After Radcliffe had left Aberdeen he travelled for some time around other parts of Scotland including Dundee, Greenock, Perth and Edinburgh. Everywhere he went there were crowds waiting for him, eager to hear the Word of God. At Crief he was joined by Richard Weaver where they addressed a large crowd of people in a field. After the appeal was made they offered to speak with any anxious ones a short distance away. Hundreds seemed to follow them across the field including an old woman who had for years been seeking peace and when she found it she was so overjoyed that she could not express her happiness. One of their colleagues told them afterwards that whole families had remained awake all night for joy. At Braco as they drove up they found the villagers assembled, Bible in hand, just waiting for a passing word. A great work was done by the two evangelists in Edinburgh where for 6 weeks they spoke night and day among all classes of people. There were no fewer than 2,000 people in attendance at the meetings held in the Assembly Hall as well as in the Alhambra Theatre, so much so that the halls were found to be too small for the people that were attending. On one night when there were hundreds who could not get in they stood on the large flight of steps and on the flags below and these were addressed separately with the gospel message. Of the special meetings that he took (including those for children) one was held for cabmen and ostlers of which 400 attended, besides many of their wives. There were 100 enquirers from this meeting alone. On two occasions he visited Carlton Gaol with Richard Weaver and many found salvation after hearing them preach, including one young boy who had intended to hang himself.

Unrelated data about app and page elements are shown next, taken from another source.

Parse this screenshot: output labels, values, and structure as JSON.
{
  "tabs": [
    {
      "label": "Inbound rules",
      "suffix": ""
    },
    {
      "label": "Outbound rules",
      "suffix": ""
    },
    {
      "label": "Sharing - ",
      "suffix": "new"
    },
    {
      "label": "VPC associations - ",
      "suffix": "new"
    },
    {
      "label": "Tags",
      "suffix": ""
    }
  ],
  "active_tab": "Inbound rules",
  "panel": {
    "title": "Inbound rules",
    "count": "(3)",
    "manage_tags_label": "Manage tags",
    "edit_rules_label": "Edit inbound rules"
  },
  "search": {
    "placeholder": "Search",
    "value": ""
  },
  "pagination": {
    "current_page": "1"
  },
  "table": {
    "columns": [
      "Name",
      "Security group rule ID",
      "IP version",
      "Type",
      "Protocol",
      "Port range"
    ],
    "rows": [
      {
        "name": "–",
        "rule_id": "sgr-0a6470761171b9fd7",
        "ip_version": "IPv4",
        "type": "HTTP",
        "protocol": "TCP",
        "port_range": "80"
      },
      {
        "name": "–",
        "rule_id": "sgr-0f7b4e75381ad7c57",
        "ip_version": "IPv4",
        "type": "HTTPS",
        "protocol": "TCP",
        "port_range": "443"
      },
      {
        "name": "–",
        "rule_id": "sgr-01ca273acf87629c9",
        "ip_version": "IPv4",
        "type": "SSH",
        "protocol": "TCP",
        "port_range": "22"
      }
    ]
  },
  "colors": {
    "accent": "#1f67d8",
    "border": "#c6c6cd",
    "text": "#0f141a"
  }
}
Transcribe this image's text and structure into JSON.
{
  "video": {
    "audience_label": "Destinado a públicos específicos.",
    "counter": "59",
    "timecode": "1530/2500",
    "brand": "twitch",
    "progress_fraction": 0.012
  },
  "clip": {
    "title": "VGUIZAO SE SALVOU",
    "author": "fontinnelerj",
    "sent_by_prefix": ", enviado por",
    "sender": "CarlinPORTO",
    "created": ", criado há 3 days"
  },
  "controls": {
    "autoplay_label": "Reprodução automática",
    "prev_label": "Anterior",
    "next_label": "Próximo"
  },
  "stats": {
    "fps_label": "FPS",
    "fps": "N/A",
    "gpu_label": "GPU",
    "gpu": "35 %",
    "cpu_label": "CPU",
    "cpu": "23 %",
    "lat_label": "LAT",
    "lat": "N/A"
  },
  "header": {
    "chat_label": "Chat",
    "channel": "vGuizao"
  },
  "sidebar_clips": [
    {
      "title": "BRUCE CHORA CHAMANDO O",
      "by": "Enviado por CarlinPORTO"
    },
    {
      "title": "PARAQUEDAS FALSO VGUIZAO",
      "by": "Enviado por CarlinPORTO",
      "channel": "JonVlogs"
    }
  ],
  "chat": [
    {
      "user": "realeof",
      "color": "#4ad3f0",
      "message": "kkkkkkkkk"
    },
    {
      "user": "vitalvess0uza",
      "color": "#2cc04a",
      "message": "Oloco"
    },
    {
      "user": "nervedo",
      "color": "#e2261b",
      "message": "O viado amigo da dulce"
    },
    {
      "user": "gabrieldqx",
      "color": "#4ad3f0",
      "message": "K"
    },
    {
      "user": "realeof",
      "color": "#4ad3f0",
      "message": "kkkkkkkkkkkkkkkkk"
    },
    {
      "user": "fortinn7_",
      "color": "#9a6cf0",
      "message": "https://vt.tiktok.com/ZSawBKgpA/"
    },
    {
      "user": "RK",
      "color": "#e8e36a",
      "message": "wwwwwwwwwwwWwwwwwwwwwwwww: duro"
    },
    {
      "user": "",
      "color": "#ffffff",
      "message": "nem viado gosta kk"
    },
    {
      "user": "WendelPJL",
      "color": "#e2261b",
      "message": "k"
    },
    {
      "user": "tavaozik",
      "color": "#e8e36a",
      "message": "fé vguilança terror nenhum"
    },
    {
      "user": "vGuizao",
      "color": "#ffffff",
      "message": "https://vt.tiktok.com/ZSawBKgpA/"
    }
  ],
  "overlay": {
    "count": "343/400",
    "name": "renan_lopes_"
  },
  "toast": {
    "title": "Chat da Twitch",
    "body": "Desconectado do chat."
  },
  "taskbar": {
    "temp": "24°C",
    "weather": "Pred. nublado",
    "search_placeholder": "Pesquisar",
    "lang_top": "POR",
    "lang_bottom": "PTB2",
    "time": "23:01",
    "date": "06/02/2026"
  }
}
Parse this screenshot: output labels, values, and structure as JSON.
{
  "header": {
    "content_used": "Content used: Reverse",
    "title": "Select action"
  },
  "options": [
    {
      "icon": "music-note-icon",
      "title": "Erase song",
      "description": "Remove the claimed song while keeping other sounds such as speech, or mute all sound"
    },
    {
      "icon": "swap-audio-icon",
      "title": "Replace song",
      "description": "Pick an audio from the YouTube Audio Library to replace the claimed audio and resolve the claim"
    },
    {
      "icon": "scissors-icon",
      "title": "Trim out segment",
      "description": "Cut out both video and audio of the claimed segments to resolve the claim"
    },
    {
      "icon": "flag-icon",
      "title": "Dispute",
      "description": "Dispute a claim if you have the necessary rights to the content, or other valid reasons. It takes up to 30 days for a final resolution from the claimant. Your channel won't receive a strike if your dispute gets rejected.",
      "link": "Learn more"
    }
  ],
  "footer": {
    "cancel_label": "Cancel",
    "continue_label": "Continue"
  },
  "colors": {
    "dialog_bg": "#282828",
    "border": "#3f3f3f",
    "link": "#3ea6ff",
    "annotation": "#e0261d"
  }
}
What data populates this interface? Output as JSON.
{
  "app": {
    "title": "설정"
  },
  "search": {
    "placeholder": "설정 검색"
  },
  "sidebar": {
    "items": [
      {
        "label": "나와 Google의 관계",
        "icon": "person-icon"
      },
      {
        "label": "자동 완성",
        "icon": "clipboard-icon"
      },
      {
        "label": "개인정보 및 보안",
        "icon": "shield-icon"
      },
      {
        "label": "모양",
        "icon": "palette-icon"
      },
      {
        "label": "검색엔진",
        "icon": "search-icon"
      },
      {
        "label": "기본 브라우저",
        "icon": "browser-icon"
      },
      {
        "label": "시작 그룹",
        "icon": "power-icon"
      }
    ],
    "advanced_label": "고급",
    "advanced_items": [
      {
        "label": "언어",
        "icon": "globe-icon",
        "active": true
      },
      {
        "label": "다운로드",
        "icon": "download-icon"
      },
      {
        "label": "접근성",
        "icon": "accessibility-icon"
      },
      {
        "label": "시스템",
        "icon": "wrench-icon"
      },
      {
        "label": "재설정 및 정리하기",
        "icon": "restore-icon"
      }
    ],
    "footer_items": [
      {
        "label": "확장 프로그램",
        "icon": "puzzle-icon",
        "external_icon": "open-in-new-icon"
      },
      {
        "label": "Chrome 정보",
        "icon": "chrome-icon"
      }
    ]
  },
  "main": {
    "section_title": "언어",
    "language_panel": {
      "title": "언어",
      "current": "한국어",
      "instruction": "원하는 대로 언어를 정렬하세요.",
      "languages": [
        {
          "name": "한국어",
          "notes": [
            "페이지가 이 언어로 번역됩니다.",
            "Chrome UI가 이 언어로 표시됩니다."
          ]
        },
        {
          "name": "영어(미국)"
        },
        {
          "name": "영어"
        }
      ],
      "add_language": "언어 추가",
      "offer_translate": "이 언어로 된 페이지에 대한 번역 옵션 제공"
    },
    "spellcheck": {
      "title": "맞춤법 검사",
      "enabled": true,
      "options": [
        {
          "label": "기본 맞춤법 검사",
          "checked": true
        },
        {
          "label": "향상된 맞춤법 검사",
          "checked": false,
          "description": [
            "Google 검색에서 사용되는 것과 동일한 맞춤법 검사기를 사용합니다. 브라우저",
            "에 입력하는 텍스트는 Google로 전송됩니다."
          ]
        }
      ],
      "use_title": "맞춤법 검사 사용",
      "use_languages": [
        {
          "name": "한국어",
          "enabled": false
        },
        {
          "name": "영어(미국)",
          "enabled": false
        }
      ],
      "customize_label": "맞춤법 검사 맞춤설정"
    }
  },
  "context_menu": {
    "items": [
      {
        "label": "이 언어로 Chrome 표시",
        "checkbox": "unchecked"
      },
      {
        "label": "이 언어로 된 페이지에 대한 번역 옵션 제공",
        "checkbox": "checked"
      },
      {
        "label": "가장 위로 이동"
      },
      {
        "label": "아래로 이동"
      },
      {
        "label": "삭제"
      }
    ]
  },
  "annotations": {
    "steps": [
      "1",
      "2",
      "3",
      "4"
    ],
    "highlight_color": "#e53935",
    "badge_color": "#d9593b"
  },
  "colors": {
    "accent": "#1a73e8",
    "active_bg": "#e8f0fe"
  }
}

One day at a market in Inverness Mr Radcliffe from the market steps tried to address the multitude. In vain! They gave no heed! Guided by Divine wisdom, he said to a man standing by, ‘Can you sing?’ Replying that he could, Mr Radcliffe added, ‘For the Master’s sake sing in Gaelic a part of the twenty-third Psalm.’ He did so, and in a moment every eye was towards them; and the multitude took it up, and in that grave, slow, sweet melody they sang that Psalm which has entwined itself around the heart and memory of every Scotchman. They then received it with gladness.
At a meeting in Rothiemay, the church was crowded, and he commenced his address; but as he went on, those who had come with him felt the absence of the power of God, and with sinking hearts began to call upon God. He too felt that God was not speaking through him. He suddenly halted and said that they must appeal to God, and he poured forth his soul in prayer. As he prayed, the house was as if shaken; every heart was moved; a great awe of God fell upon all, and God wrought mightily. As there was no possibility of dealing with the many anxious people that night, to the astonishment of the more timid, Radcliffe announced a meeting of inquirers, at an early hour the next morning. The Lord rebuked the weak faith of many, and honoured the faith of His servant, by filling the church the next morning with inquirers after God and His salvation.
Rev H M Williamson, Presbyterian Minister gave the following testimony:-
"The great secret of the blessing which came from God to the awakening of whole districts, the quickening of Christians and the salvation of multitudes, was prayer, continued, fervent, believing, expectant. There was never anything very striking in Mr Radcliffe’s addresses, in the way of depth of thought, or freshness of illustration, or novelty of interpretation. Through communion with the living Christ, the Word came forth with living and life-giving power. It was simply a chariot of light and fire, in which Christ rode in conquering power into the hearts of men."
¹ This information (in brackets) came from two other accounts about this incident